The way Brian Anderson sees it, now is not a moment for taking a deep breath after learning that the U.S. Army is eliminating a combat brigade at Fort Benning, costing the post 3,400 soldiers and the surrounding community valuable jobs.
“I guess I learned in my history coming from the carpet capital of the world, is what you’re allowed today can literally be taken from right out under you,” said the new president and chief executive officer of the Greater Columbus Chamber of Commerce. Anderson was in charge of the chamber of commerce in Dalton, Ga., as the carpet-manufacturing hub there convulsed from layoffs and plant closures during the Great Recession.
On Monday, the Columbus chamber said it is launching immediately an aggressive campaign to protect Fort Benning and the surrounding region from future federal budget cuts, especially those that could occur as part of mandated “sequestration” reductions in federal spending, which would force the Army to downsize even more.
Terming the effort a “battle” against sequestration, the organization said it will include a range of activities — public service ads on TV, radio and billboards, a website that will have updates, articles and videos, and an online petition calling for the defense of Fort Benning. As of late Monday afternoon, the petition at www.growbenning.com had more 400 electronic signatures.

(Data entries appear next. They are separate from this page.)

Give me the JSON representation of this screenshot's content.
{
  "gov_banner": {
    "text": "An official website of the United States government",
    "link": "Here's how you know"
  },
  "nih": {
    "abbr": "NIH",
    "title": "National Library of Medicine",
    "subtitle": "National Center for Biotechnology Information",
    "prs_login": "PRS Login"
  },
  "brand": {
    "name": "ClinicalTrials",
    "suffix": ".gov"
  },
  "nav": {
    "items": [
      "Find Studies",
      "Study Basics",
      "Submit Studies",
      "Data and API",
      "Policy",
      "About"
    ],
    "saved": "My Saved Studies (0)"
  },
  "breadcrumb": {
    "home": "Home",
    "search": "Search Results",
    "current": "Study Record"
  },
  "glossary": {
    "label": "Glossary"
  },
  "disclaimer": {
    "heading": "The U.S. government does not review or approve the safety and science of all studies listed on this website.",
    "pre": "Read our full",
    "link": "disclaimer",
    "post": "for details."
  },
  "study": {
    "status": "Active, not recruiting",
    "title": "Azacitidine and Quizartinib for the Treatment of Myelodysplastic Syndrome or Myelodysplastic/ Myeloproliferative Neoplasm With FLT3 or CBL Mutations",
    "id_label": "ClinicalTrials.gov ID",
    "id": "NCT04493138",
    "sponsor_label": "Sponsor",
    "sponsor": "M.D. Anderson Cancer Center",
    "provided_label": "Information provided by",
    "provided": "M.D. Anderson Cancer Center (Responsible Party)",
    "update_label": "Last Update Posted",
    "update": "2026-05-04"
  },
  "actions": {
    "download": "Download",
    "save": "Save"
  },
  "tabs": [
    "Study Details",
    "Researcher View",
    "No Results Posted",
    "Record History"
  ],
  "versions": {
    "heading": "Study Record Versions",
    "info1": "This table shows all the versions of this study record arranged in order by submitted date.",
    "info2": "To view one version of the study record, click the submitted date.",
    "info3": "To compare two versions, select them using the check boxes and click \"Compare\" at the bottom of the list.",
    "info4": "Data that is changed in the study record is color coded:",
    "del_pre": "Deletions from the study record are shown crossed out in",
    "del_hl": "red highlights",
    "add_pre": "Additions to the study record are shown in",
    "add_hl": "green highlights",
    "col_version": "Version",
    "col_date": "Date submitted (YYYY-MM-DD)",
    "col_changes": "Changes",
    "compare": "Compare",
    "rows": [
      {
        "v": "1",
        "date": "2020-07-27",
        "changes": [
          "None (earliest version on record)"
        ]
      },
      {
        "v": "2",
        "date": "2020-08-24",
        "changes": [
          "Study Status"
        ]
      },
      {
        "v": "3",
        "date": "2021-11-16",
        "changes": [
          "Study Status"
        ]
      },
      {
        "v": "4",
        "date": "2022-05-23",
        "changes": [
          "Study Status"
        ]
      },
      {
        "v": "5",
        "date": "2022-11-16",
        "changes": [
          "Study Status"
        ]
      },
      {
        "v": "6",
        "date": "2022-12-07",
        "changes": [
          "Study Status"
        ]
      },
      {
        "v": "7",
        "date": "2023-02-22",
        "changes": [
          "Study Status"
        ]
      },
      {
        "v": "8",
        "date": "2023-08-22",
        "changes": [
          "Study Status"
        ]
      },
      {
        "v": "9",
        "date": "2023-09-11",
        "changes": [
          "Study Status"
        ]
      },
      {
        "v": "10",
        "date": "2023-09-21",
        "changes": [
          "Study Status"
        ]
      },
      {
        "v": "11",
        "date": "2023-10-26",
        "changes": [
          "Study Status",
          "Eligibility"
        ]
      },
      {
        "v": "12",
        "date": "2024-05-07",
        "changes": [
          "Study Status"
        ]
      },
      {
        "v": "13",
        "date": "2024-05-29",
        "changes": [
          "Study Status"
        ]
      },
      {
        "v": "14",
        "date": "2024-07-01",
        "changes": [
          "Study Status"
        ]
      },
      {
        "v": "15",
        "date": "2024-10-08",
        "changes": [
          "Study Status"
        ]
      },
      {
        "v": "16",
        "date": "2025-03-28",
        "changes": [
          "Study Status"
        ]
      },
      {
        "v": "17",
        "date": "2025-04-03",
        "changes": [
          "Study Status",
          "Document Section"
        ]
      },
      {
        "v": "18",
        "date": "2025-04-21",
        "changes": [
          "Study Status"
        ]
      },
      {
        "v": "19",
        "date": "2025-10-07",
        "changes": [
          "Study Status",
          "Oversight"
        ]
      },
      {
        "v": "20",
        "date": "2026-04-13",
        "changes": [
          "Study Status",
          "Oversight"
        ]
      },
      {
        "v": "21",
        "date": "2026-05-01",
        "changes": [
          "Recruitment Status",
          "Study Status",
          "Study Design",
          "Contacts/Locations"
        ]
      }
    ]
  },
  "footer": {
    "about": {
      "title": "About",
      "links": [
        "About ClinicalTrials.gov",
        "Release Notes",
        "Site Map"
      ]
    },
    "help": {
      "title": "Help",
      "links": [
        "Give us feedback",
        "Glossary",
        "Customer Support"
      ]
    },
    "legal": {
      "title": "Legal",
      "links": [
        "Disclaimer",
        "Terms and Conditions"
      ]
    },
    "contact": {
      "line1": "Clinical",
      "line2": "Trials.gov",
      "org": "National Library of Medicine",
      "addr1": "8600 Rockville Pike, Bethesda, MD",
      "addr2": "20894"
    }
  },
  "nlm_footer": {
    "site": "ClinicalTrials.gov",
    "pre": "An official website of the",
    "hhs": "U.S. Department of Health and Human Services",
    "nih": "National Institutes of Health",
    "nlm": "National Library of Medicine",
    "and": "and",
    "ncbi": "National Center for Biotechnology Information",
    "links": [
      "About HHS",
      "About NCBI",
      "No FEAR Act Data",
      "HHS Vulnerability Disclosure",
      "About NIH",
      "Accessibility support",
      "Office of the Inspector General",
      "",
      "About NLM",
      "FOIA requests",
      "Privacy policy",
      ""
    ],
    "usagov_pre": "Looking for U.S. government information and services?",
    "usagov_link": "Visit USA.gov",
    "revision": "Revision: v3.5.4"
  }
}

Anderson said the campaign is aimed at driving home the fact that the local military post is not just any installation, and needs consideration for growth in missions and personnel during any future Base Realignment and Closure processes considered by U.S. military and political leaders.
“It’s a crucial base that has, really, the fulcrum of our Army might, with the training brigades being here and the 75th Ranger Regiment (troops), who basically are the first responders to a worldwide conflict if there ever is one,” Anderson said of his message to federal budget decision-makers. “It’s critical to the security of our nation ... Don’t let this artificial knee-jerk (sequestration) procedure stay in place. Do the responsible thing and reform the federal budget adequately that allows us also to be safe and secure.”
The local media campaign follows the Army’s announcement last Friday that the military branch is cutting its active-duty force from 490,000 to 450,000 soldiers by the end of the federal fiscal year ending Sept. 30, 2017. Future sequestration cuts could reduce the Army to 420,000 troops.
Former Fort Benning commander, Lt. Gen. H.R. McMaster (then a major general), threw out the 420,000 number during a Columbus leadership forum speech nearly two years ago, and he didn’t mince words.
“This will be the smallest Army we’ve had since 1939. I think it’s a risk considering what’s taking place around the world,” he said before tossing in a bit of a barb that the American public gets the “Army you’re willing to pay for.”
The current Army cuts of 40,000 soldiers will bring the number of troops from a peak Iraq-Afghanistan wartime level of 570,000 down to 450,000. There also will be about 17,000 civilian employees Army-wide impacted by the current round, although specific numbers connected to Fort Benning and other installations have yet to be released.
Fort Benning’s 4,000-person 3rd Armored Brigade combat team, part of the 3rd Infantry Division headquartered at Fort Stewart in southeast Georgia, is being replaced with a battalion task force of 1,050 individuals. The smaller unit will be capable of expanding to create a combat team if the military needs to do that.
Once the current reductions are in place, the Army will have reduced its total number of brigade combat teams from 45 to 30.
Last week, Fort Benning said the cuts just announced will cut $229 million from the local economy in lost sales and overall spending, with lost annual income amounting to $198 million. The chamber’s numbers are lower, but still steep, with an estimated regional annual buying power/salary loss of $139 million.
Columbus Mayor Teresa Tomlinson said the odds of Fort Benning losing the 3rd Brigade had been growing through the years. But the fact that it was the only loss suffered in the latest cutbacks, to her, sends a good message and will help in the fight against future sequestration cuts.
“I think it sends a message to the Department of Defense that we have state-of-the-art facilities with additional capacity,” she said. “And, given that, we need to be a recipient of your next BRAC. So the fact that they just adjusted the 3rd Brigade, I think it shows they’re getting our house in order for the next BRAC, and I really like our odds in the next BRAC.”